“Too many pension schemes are making the same mistakes again and again … trustees are not good at evaluating their failures, learning from them, and sharing this knowledge,” said David Blake, director of the Pensions Institute, a UK academic research center dedicated to pension research. “If we can emulate the open-loop ‘Black Box Thinking’ approach that the airline industry uses to such great effect, we might actually be able to address many of the issues facing DB pension schemes in the UK at the moment.”
The so-called “Black Box Thinking” framework was developed by Matthew Syed, a British journalist and author. Using this approach to pensions, the report, which was compiled from a series of interviews with senior trustees and industry experts, addresses the following questions:
- What mistakes are being made by DB trustee boards today? What are the errors that emerge in strategy setting that Black Box Thinking can be applied to?
- How do boards evaluate errors? Do boards have a culture of recognizing and measuring errors and are they able to learn from their mistakes to improve future decision-making?
- Based on the analysis, what can schemes do?
Despite calling for the application of an aviation industry technique, the report says that the UK pension industry is actually more similar to the healthcare industry.

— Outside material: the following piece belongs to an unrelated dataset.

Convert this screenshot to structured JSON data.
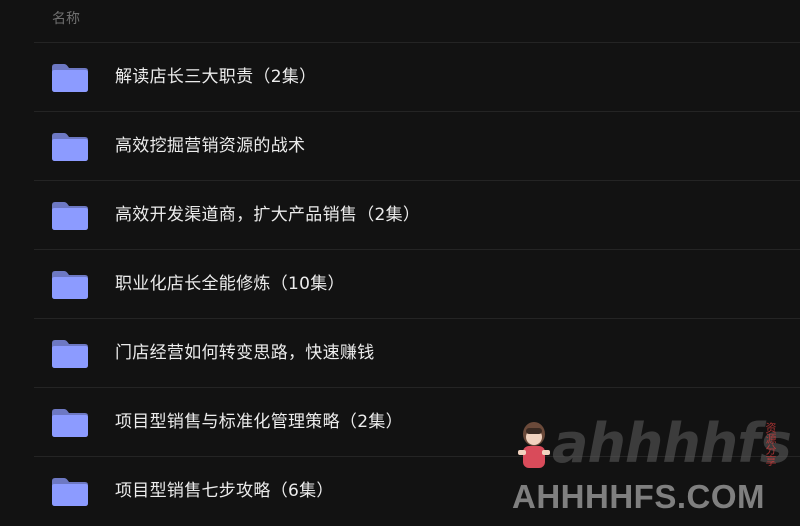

It said that despite attempts to follow best practices by seeking to identify and evaluate mistakes, interviewees reported a wide divergence in the ability of boards to learn from past mistakes.
“In assessing errors, with the exception of quantitative information on fund deficits, there are few, if any, yardsticks that can be used to measure mistakes in DB pension schemes in the same way that mortality is used in aviation,” said the report. “The pensions industry is currently characterized by a lack of measurement and hence an absence of the data to make an informed judgment.”
Examples of the Black Box approach include conducting post-mortems with lessons learned where things go wrong, and using “pre-mortems” as ways to avoid future mistakes, such as considering a new investment idea, a move in liability-driven investing, or a forthcoming valuation.
The report’s findings suggest mistakes occur “when processes that mitigate cognitive biases are absent.” It said common mistakes include focusing on what trustees know, while failing to understand what they don’t know; separating investment and funding decisions; and not challenging the sponsor’s recovery plan or dividend policy. Other miscues were having a “short-termist” attitude, and failing to recognize biases in others, such as the “career concerns” of directors who want to show that the company is doing well on their watch.